Attorneys & Professionals

In July 2016, Massachusetts joined California, Maryland and New York in enacting an expansive equal pay law. While both the federal Equal Pay Act and the Massachusetts Equal Pay Act (MEPA) already prohibited employers from paying men and women differently because of their gender, the new Massachusetts significantly broadens MEPA’s coverage. The law takes effect on July 1, 2018, which provides employers with about two years to ensure their compliance with the new requirements.

Comparable Work

Under MEPA, an employer may not discriminate on the basis of gender in paying wages or benefits or pay any person a salary or wage rate less than the rates paid to its employees of a different gender for “comparable work.” The law now broadly defines “comparable work” as “solely” work that is “substantially similar” in skill, effort, and responsibility and performed under similar working conditions (like reasonable shift differentials, physical surroundings, and hazards encountered while performing a job).

Variations in wages or benefits are permitted if based upon: (1) seniority, but the seniority cannot be reduced by leave time for a pregnancy-related condition or protected parental, family, and medical leave; (2) a merit system; (3) a system which measures earnings by quantity or quality of production, sales, or revenue; (4) the geographic location in which a job is performed; (5) job-related education, training, or experience; or (6) travel, if a regular and necessary condition of the particular job.

Employee Protections for Wage History and Wage Transparency

In addition to expanding the notion of equal pay for comparable work, MEPA now prohibits prospective employers from seeking a job applicant’s wage or salary history from the applicant or a current or former employer or from screening applicants based on that information. The prospective employer may seek or confirm an applicant’s wage or salary history after an offer of employment with compensation has been negotiated and made if the applicant provides written authorization to do so.

An employer is further prohibited from requiring that an employee refrain from inquiring about, discussing, or disclosing information about the employee’s own wages or about any other employee’s wages. But an employer is not required to disclose an employee’s wages to another employee or a third party. Finally, employers are prohibited from discharging or retaliating against employees who exercise their rights under MEPA, including by discussing wages or benefits.

Civil Remedies and the Employer’s New Affirmative Defense

An applicant or employee may bring an action for a MEPA violation within three years after the date of the violation. Notably, a violation occurs (1) when a discriminatory compensation decision or other practice is adopted; (2) when an employee becomes subject to a discriminatory compensation decision or other practice; or (3) when an employee is affected by application of a discriminatory compensation decision or practice, including each time wages are paid, resulting in whole or in part from such a decision or practice. An employer who violates MEPA is liable for unpaid wages plus liquidated damages and attorney’s fees. Both individual and class actions are authorized under MEPA.

MEPA creates a new affirmative defense to liability if the employer completes a “self-evaluation of its pay practices in good faith” and “demonstrates reasonable progress has been made towards eliminating wage differentials based on gender for comparable work.” If the employer establishes both elements, it is entitled to an affirmative defense to claims of liability for wage discrepancies and pay discrimination for three years after completing the self-evaluation.
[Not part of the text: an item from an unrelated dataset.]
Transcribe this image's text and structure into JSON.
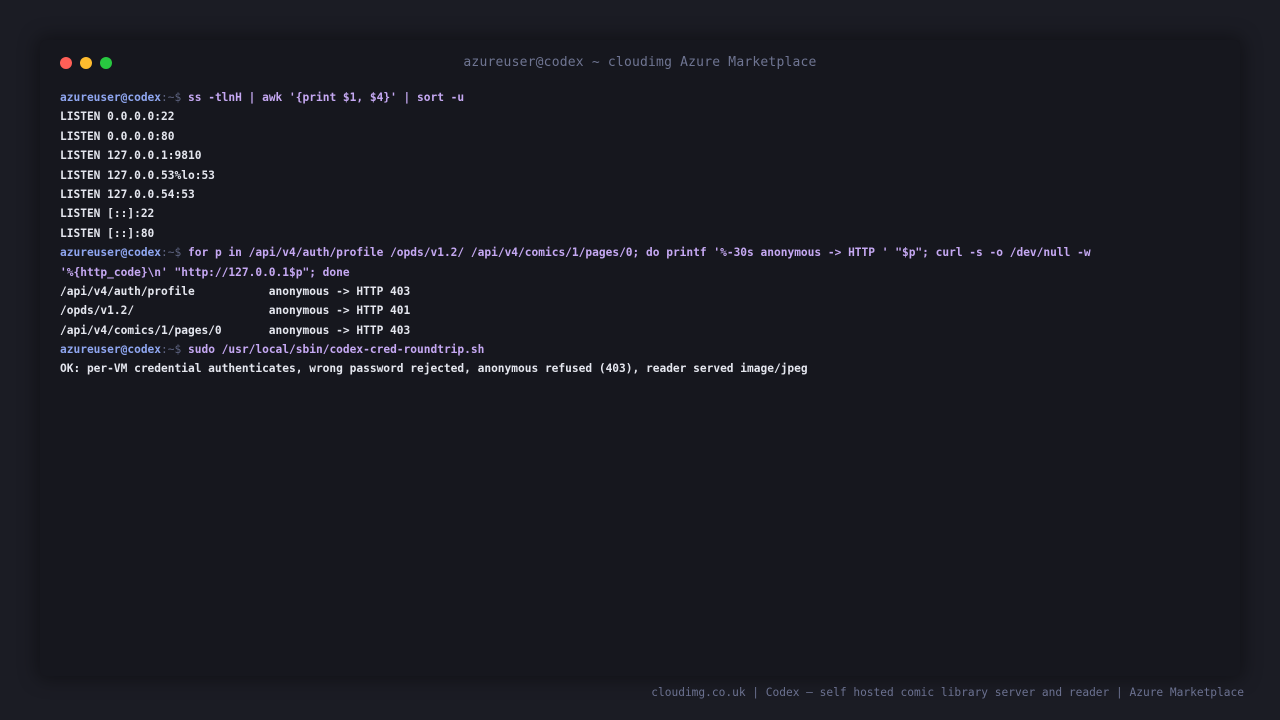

Evidence of a self-evaluation or remedial steps is not admissible as evidence of a violation that occurred before the date of the self-evaluation and is not admissible as evidence of a violation occurring within six months after the self-evaluation or within two years after the self-evaluation if the employer is implementing in good faith a plan to address any prohibited wage differentials. Regardless, an employer who has not completed a self-evaluation is not subject to any negative or adverse inference as a result of not having completed a self-evaluation.

While the law is not effective until 2018, employers should consider reviewing their personnel and payroll policies now in order to comply with its requirements and any regulations the Massachusetts Attorney General may issue. For example, applications will need to be changed to eliminate questions about applicants’ wage history. Employers, with the assistance of counsel, also may want to review and remedy pay issues in order to avail themselves of MEPA’s affirmative defense.